One hut that had been the source of criticism was the one built in Haskin Park. My family actually lives less than a mile from there (the girls and I have ridden our bikes there in the past) and so I decided to take a look and see just how offensive these little buildings were.

There's not a whole lot to a fiber hut: the one in Haskin Park was about thirty feet long by about ten feet wide. The windowless prefabricated building is surrounded by a larger service yard enclosed by a cedar fence. It's pushed to the southern edge of the park and although it seems like pushing it to the rear (eastern end) of the park would have made it less conspicuous it didn't seem like its placement interfered much with how the park is used.

the current fiber hut at Haskin Park

the current fiber hut at Haskin Park

In the grand scheme of things, the hut seemed pretty innocuous and certainly less offensive than the artifacts created by the recent "fracking" boom that are now scattered throughout north and south Texas. It would be easy to dismiss this sort of thing as a typical NIMBY response but there is a legitimate philosophical concern about eroding public park space with structures that support commercial interests. San Antonio certainly is not alone in its struggle with this sort of thing.

Still, I was left with a sense that how fiber huts have been built so far represented a missed opportunity both for Google and the City of San Antonio. Rather than see these structures as pieces of telecommunication infrastructure to be hidden, why not celebrate them as opportunities to improve the places where they are located? Rather than look at these huts as a necessary evil, why not embrace them as a way for a corporate entity to reach out to the customers in the city it serves.

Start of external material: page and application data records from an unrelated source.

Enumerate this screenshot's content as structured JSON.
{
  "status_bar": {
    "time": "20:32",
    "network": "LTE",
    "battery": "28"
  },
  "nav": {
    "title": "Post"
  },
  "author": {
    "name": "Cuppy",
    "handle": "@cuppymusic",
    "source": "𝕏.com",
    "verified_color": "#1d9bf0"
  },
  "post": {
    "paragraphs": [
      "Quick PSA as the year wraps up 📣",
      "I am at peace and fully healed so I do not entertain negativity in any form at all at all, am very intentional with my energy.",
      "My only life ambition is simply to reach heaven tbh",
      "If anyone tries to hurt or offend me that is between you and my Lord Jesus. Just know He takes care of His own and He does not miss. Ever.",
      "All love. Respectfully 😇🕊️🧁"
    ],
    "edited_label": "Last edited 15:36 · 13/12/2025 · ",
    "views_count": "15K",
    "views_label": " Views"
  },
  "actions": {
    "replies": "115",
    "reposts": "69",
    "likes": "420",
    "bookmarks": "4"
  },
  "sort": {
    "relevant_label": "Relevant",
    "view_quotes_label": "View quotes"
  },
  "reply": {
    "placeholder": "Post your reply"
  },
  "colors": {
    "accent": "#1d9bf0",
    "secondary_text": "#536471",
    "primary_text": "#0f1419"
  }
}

In other words, this struck me as a design problem; one that could be addressed by architecture.

We wondering what this sort of thing might look like and so we did what architects do: we started doodling. The current arrangement is simply a hut surrounded by a wood security fence and starting there we began to imagine how that fence could do a better job of screening while evolving into and amenity for the park itself.

Concern has been expressed about the noise that is periodically produced by the cooling units and back-up generators associated with the huts. To address this an earthen berm could be built to acoustically isolate the hut from the rest of the park. A more robust screening element could then be built to act as a canvas for graphics to imbue the structure with a an identity related to its particular neighborhood. This berm and screen could act as a framework for other activities: it could become a play structure itself or even a stage for public performances.

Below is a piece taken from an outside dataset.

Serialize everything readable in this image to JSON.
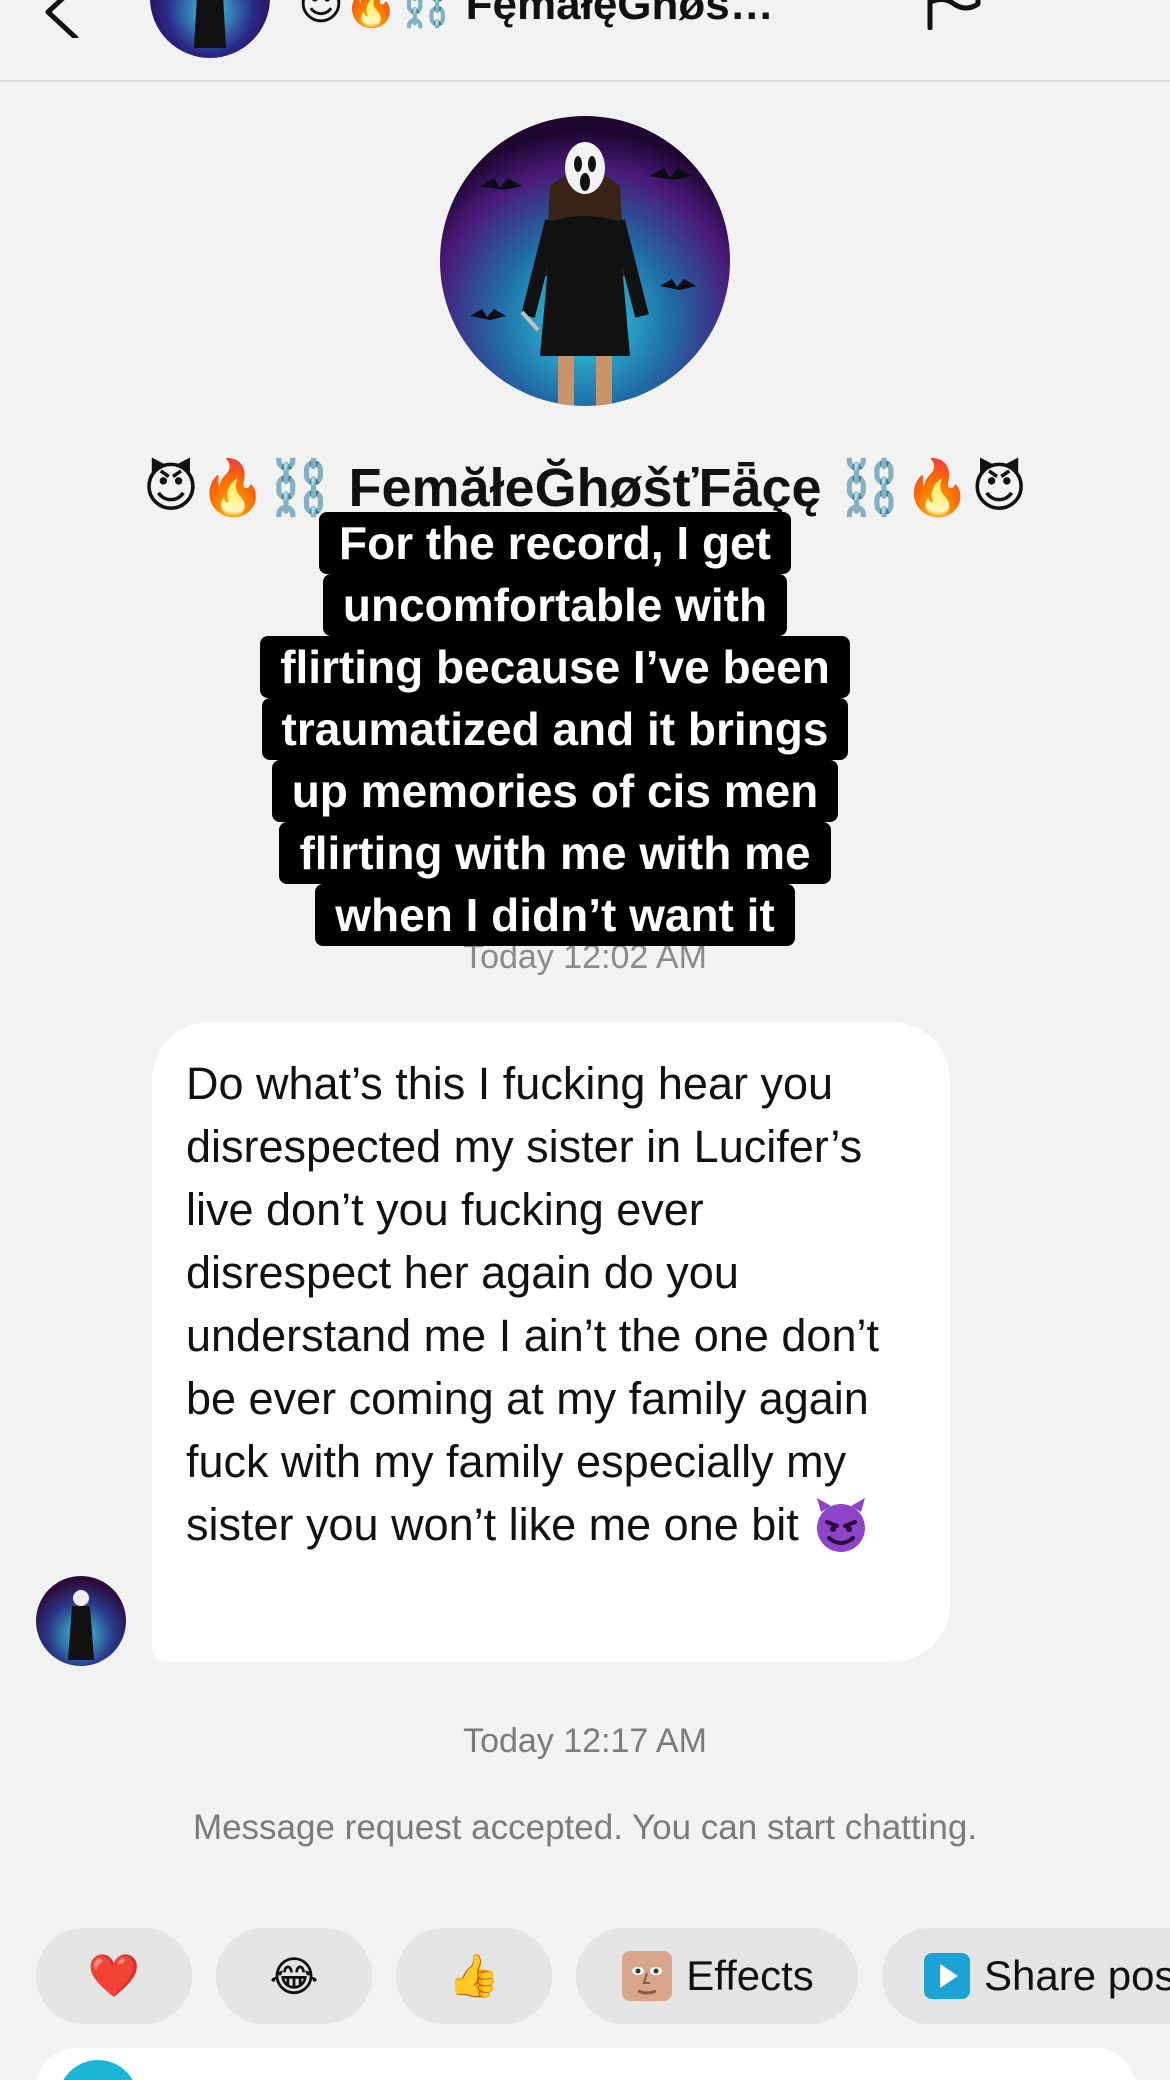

Keep in mind we know nothing about the actual requirements for these network huts, the agreement Google has with the City of San Antonio or the budgets that are in place. This quick design exercise was made in a vacuum merely to illustrate what an alternative approach might look like. It is but one solution to the problem. It would be easy to imagine many others. 

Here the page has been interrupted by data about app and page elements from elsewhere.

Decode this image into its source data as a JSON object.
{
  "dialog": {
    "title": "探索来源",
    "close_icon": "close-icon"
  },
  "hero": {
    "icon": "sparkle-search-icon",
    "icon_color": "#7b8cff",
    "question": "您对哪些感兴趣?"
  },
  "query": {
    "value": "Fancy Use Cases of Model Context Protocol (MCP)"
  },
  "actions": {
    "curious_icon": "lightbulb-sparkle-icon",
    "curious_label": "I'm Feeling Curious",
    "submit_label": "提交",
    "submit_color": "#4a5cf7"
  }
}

In fact, we were reminded of the Park Pavilion Program that has seen nearly forty new park structures built throughout the city of Dallas. Designed by multiple architects these pavilions have become an excellent example of how good design can imbue places with identity and utility. It's not difficult to imagine a similar program in San Antonio where a series of pavilions sponsored by Google screen the huts that support their network while also giving back the the community they serve.